30 solo sonatas: 2 as op.1, ?1786 (Offenbach, 1795); 3 as op.3, 1797 (Vienna, n.d.); 3 as op.6 (Augsburg, 1798); 3 as op.55 (Offenbach, n.d.); 3 as op.15 after 1800 (Brunswick, n.d.); 1 as ‘Le diable à quatre’, op.50 (Offenbach, n.d.); 3 as op.22, before 3 Dec 1802 (Leipzig, n.d.); 2 in op.27, before Aug 1803 (Paris, n.d.); 3 as op.33, 1805 (Leipzig, n.d.); op.36 (London, 1806); op.38, before March 1808 (Offenbach, n.d.); ‘Non plus ultra’. op.41, before March 1808 (Offenbach, n.d.); 3 as op.53; 3 as op.54 (Offenbach, n.d.); op.58 (Leipzig, n.d.); op.60; op.62 (Offenbach, n.d.)

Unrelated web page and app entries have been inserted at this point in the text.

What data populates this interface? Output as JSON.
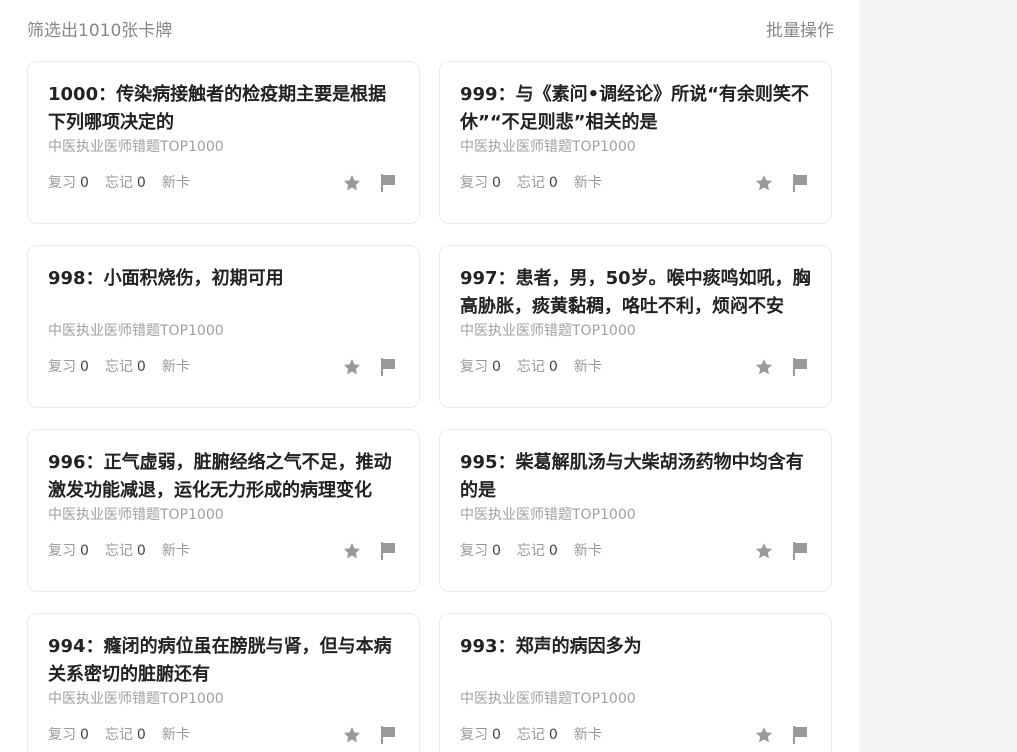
{
  "header": {
    "filter_count": "筛选出1010张卡牌",
    "batch_action": "批量操作"
  },
  "icons": {
    "favorite": "star-icon",
    "report": "flag-icon"
  },
  "colors": {
    "icon": "#999999",
    "title": "#222222",
    "muted": "#a0a0a0"
  },
  "cards": [
    {
      "title": "1000：传染病接触者的检疫期主要是根据下列哪项决定的",
      "deck": "中医执业医师错题TOP1000",
      "review_label": "复习",
      "review_count": "0",
      "forget_label": "忘记",
      "forget_count": "0",
      "status": "新卡"
    },
    {
      "title": "999：与《素问•调经论》所说“有余则笑不休”“不足则悲”相关的是",
      "deck": "中医执业医师错题TOP1000",
      "review_label": "复习",
      "review_count": "0",
      "forget_label": "忘记",
      "forget_count": "0",
      "status": "新卡"
    },
    {
      "title": "998：小面积烧伤，初期可用",
      "deck": "中医执业医师错题TOP1000",
      "review_label": "复习",
      "review_count": "0",
      "forget_label": "忘记",
      "forget_count": "0",
      "status": "新卡"
    },
    {
      "title": "997：患者，男，50岁。喉中痰鸣如吼，胸高胁胀，痰黄黏稠，咯吐不利，烦闷不安",
      "deck": "中医执业医师错题TOP1000",
      "review_label": "复习",
      "review_count": "0",
      "forget_label": "忘记",
      "forget_count": "0",
      "status": "新卡"
    },
    {
      "title": "996：正气虚弱，脏腑经络之气不足，推动激发功能减退，运化无力形成的病理变化",
      "deck": "中医执业医师错题TOP1000",
      "review_label": "复习",
      "review_count": "0",
      "forget_label": "忘记",
      "forget_count": "0",
      "status": "新卡"
    },
    {
      "title": "995：柴葛解肌汤与大柴胡汤药物中均含有的是",
      "deck": "中医执业医师错题TOP1000",
      "review_label": "复习",
      "review_count": "0",
      "forget_label": "忘记",
      "forget_count": "0",
      "status": "新卡"
    },
    {
      "title": "994：癃闭的病位虽在膀胱与肾，但与本病关系密切的脏腑还有",
      "deck": "中医执业医师错题TOP1000",
      "review_label": "复习",
      "review_count": "0",
      "forget_label": "忘记",
      "forget_count": "0",
      "status": "新卡"
    },
    {
      "title": "993：郑声的病因多为",
      "deck": "中医执业医师错题TOP1000",
      "review_label": "复习",
      "review_count": "0",
      "forget_label": "忘记",
      "forget_count": "0",
      "status": "新卡"
    }
  ]
}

19 sonatas, acc. vn: 3 as op.2, 1796 (Vienna, n.d.); 3 as op.7, 1800 (Vienna, n.d.); 3 as op.14, before 4 May 1801 (Leipzig, n.d.), based on themes from Haydn's Creation; 2 in op.18 (Paris, n.d.); 3 as op.19, before Aug 1804 (Leipzig, n.d.); 3 sonatas progressives, op.24, 1803 (Paris, n.d.); op.27 no.3, before Aug 1803 (Paris, n.d.), as op.28 (Offenbach, n.d.); op.67 (Offenbach, n.d.)
Other kbd: 6 sonatas, acc. fl: 3 as op.11, before 3 March 1800 (Leipzig, n.d.), 3 as op.35, before Aug 1807 (Leipzig, n.d.); 6 sonatas, acc. fl/vn: 3 as op.34, before March 1807 (Leipzig, n.d.), 3 as op.47 (London, 1806); 3 sonatas, acc. vn, vc, op.25, before Aug 1803 (Vienna, n.d.); 3 sonatas, acc. fl, vc, op.48 before Sept 1810 (Leipzig, n.d.); Fantasie et fugue, op.9, 1803; Fantaisie, op.18 no.3 (Paris, n.d.); Divertissement ‘Venus en voyage’, op.59, before 1812 (Leipzig and Berlin, n.d.); 2de divertissement, op.61 (Offenbach, n.d.); Méthode de pianoforte, contenant 50 exercices, op.56, before 1810 (Offenbach, n.d.); many sets of variations, rondos, dances, marches, with and without acc., most without op. nos.
 Gesänge am Klavier (A. von Imhof, Ramler, others) (Leipzig, 1799)
An Lina, 1v, acc., D-Bsb
In einem kleinen Dörfchen, romance, B, A-Wgm
Auf die Namensfeier des Erzherzogs Karl, solo vv, chorus, Wgm